Thursday, 23 October 2008

The shrinking world

The use of web 2.0 tools has flattened the landscape as people begin to blog, twitter and skype etc more often. Many of the online environments I explore are still populated by many examples from the USA (eg You Tube videos) yet this has started to change, and with it a greater understanding that it's a whole new world. One of the websites I came across today, through twitter contact Angela Maiers was dotsub The thing I liked about this site was its ability to for you to translate videos into any language. The subtitles then appear when the video is played. As a New Zealander, I was thinking it would be great to read some of these in Maori. Or for students learning another language to add translations.

One of the examples is below. This video is an updated version of Karl Fisch's and Scott McLeod's 'Shift Happens'. It is called 'Did You Know?' It contains updated statistics and questions, and a new layout. You will see that you can add language subtexts at the bottom. Check it out...

Friday, 17 October 2008

Beyond 20th Century Education

Voicethread is a really useful web 2.0 tool. One of the voicethreads I came across today was a provocative question posed by Professor Stephen Heppell - "It simply isn't the 20th Century Any More, Is It? So Why Would We Teach As Though It Was?" The three questions posed in this voicethread are answered by educators from a number of different countries. It is worth listening to their comments and reading their thoughts.
Voicethread is a useful tool to use in all fields - business and education.

Wednesday, 15 October 2008

Leaders for Future Schooling

The ULearn conference highlighted the need for our schools to change and showcased many schools and clusters that are using information communication technologies to progress this.The following short video describes how school leaders need to develop the adult learners in their communities. This is the challenge for 21st century leaders. How can we be effective leaders of change through others rather than as the expert in all things...

This video is one of many appearing on EdTalks - a new site featuring short video clips for educators. Check it out at You can subscribe to these via itunes too!

Monday, 6 October 2008

Leadership for the Future
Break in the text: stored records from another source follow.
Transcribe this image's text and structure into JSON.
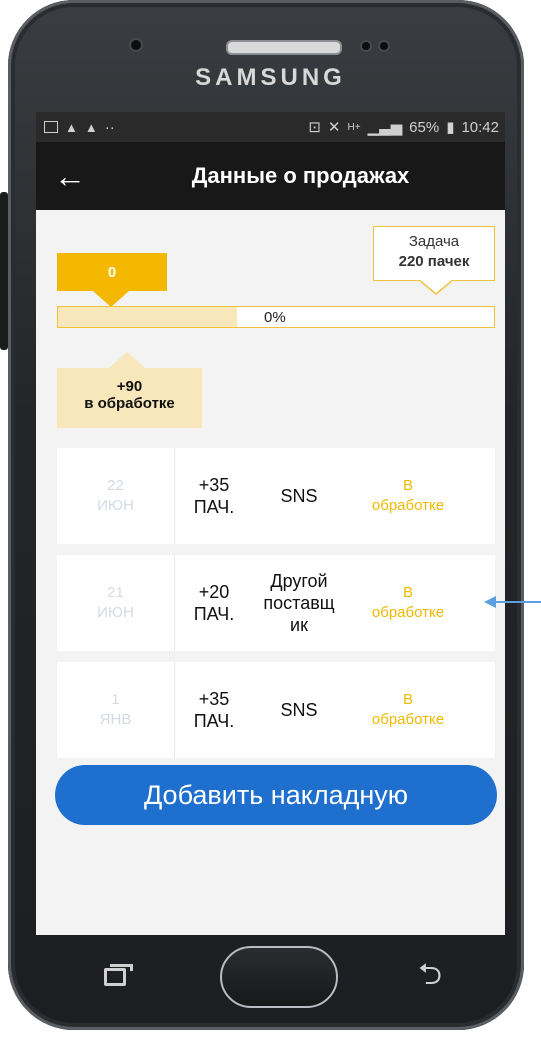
{
  "device": {
    "brand": "SAMSUNG"
  },
  "status_bar": {
    "battery": "65%",
    "time": "10:42",
    "network": "H+"
  },
  "app_bar": {
    "title": "Данные о продажах"
  },
  "progress": {
    "current_value": "0",
    "goal_label": "Задача",
    "goal_value": "220 пачек",
    "percent_text": "0%",
    "fill_fraction": 0.41,
    "pending_value": "+90",
    "pending_label": "в обработке"
  },
  "sales": [
    {
      "day": "22",
      "month": "ИЮН",
      "amount": "+35",
      "unit": "ПАЧ.",
      "supplier": "SNS",
      "status_line1": "В",
      "status_line2": "обработке"
    },
    {
      "day": "21",
      "month": "ИЮН",
      "amount": "+20",
      "unit": "ПАЧ.",
      "supplier_line1": "Другой",
      "supplier_line2": "поставщ",
      "supplier_line3": "ик",
      "status_line1": "В",
      "status_line2": "обработке"
    },
    {
      "day": "1",
      "month": "ЯНВ",
      "amount": "+35",
      "unit": "ПАЧ.",
      "supplier": "SNS",
      "status_line1": "В",
      "status_line2": "обработке"
    }
  ],
  "add_button": {
    "label": "Добавить накладную"
  },
  "colors": {
    "accent": "#f5b800",
    "primary_button": "#1e6fce",
    "app_bar": "#181818",
    "pending_bg": "#f8e7bb"
  }
}
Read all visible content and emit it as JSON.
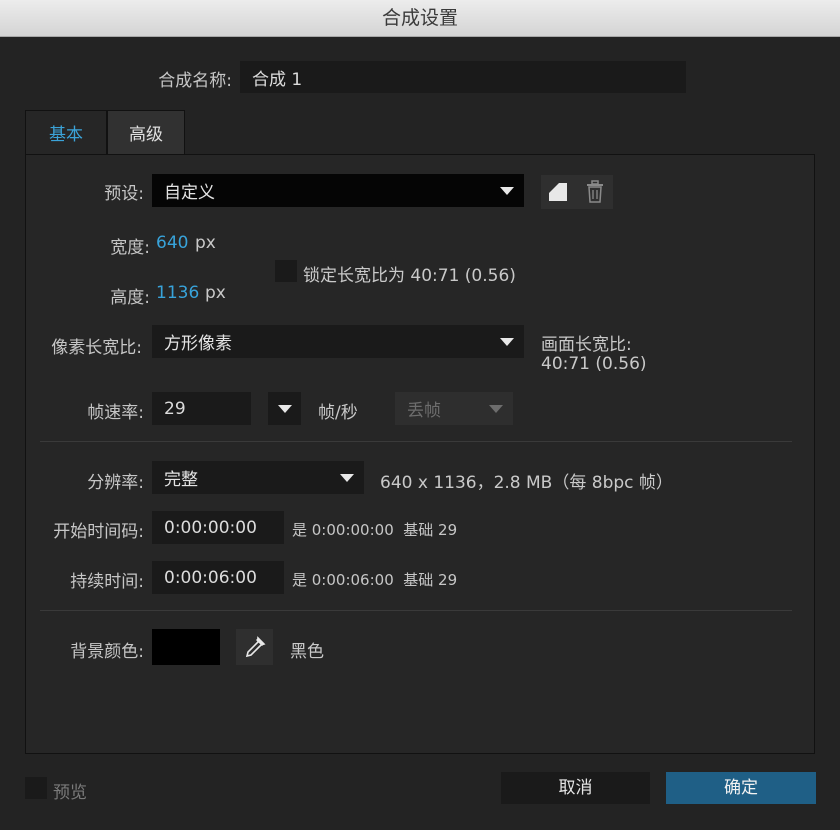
{
  "window": {
    "title": "合成设置"
  },
  "comp_name": {
    "label": "合成名称:",
    "value": "合成 1"
  },
  "tabs": [
    {
      "label": "基本"
    },
    {
      "label": "高级"
    }
  ],
  "preset": {
    "label": "预设:",
    "value": "自定义"
  },
  "width": {
    "label": "宽度:",
    "value": "640",
    "unit": "px"
  },
  "height": {
    "label": "高度:",
    "value": "1136",
    "unit": "px"
  },
  "lock_aspect": {
    "label": "锁定长宽比为 40:71 (0.56)",
    "checked": false
  },
  "pixel_aspect": {
    "label": "像素长宽比:",
    "value": "方形像素"
  },
  "frame_aspect": {
    "label": "画面长宽比:",
    "value": "40:71 (0.56)"
  },
  "frame_rate": {
    "label": "帧速率:",
    "value": "29",
    "unit": "帧/秒",
    "drop_frame": "丢帧"
  },
  "resolution": {
    "label": "分辨率:",
    "value": "完整",
    "info": "640 x 1136，2.8 MB（每 8bpc 帧）"
  },
  "start_timecode": {
    "label": "开始时间码:",
    "value": "0:00:00:00",
    "info": "是 0:00:00:00  基础 29"
  },
  "duration": {
    "label": "持续时间:",
    "value": "0:00:06:00",
    "info": "是 0:00:06:00  基础 29"
  },
  "background": {
    "label": "背景颜色:",
    "color_name": "黑色",
    "color": "#000000"
  },
  "footer": {
    "preview_label": "预览",
    "cancel_label": "取消",
    "ok_label": "确定"
  },
  "colors": {
    "accent": "#38a3da",
    "ok_button": "#1f5f86"
  }
}
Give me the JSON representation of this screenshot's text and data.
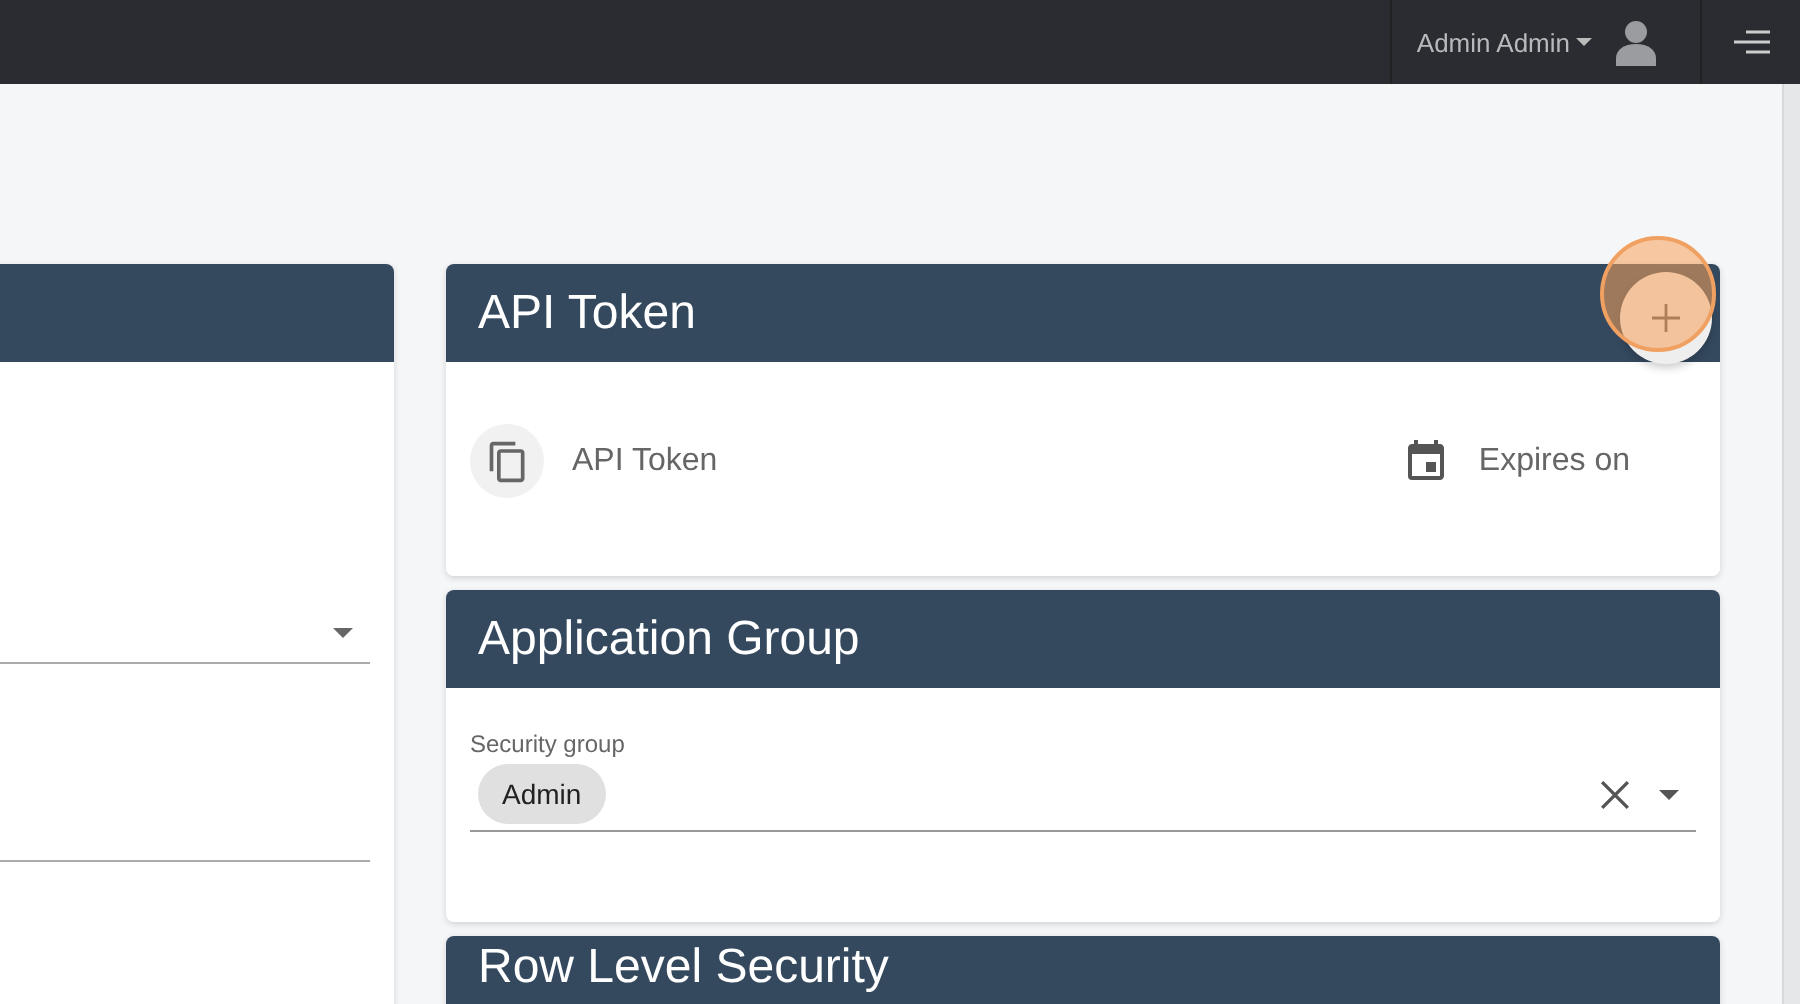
{
  "top_bar": {
    "user_name": "Admin Admin"
  },
  "api_token_card": {
    "title": "API Token",
    "columns": [
      "API Token",
      "Expires on"
    ]
  },
  "application_group_card": {
    "title": "Application Group",
    "field": {
      "label": "Security group",
      "chips": [
        "Admin"
      ]
    }
  },
  "row_level_security_card": {
    "title": "Row Level Security"
  }
}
This week is the ULearn conference in Christchurch, New Zealand. I will be presenting a spotlight called "You're a leader -lead!" We need strong leaders in education - ones who have to courage to move forward while still having the wisdom to take others with them, and indeed develop collective intelligence. Leaders need to understand themselves as learners and to think about the impact they have on other people. They also need to relate to others - leadership is not an individual pursuit! Below this post you have the opportunity to undertake a short survey on Relating to Others. The survey has been developed in Google Docs and is based on the 'Relating to Others' key competency from the NZ Curriculum. If we are serious about the need for students to develop in each of the five key competencies (Managing Self; Relating to Others; Participating and Contributing; Thinking; and Using Language, Symbols & Texts) don't we have to lead by example? More than ever, ethical and moral leadership are critical to growing humanity. Yet we seem to be struggling to develop alignment between our espoused values and what we actually do in practice. Take time to reflect on yourself as a leader and who you are as a person.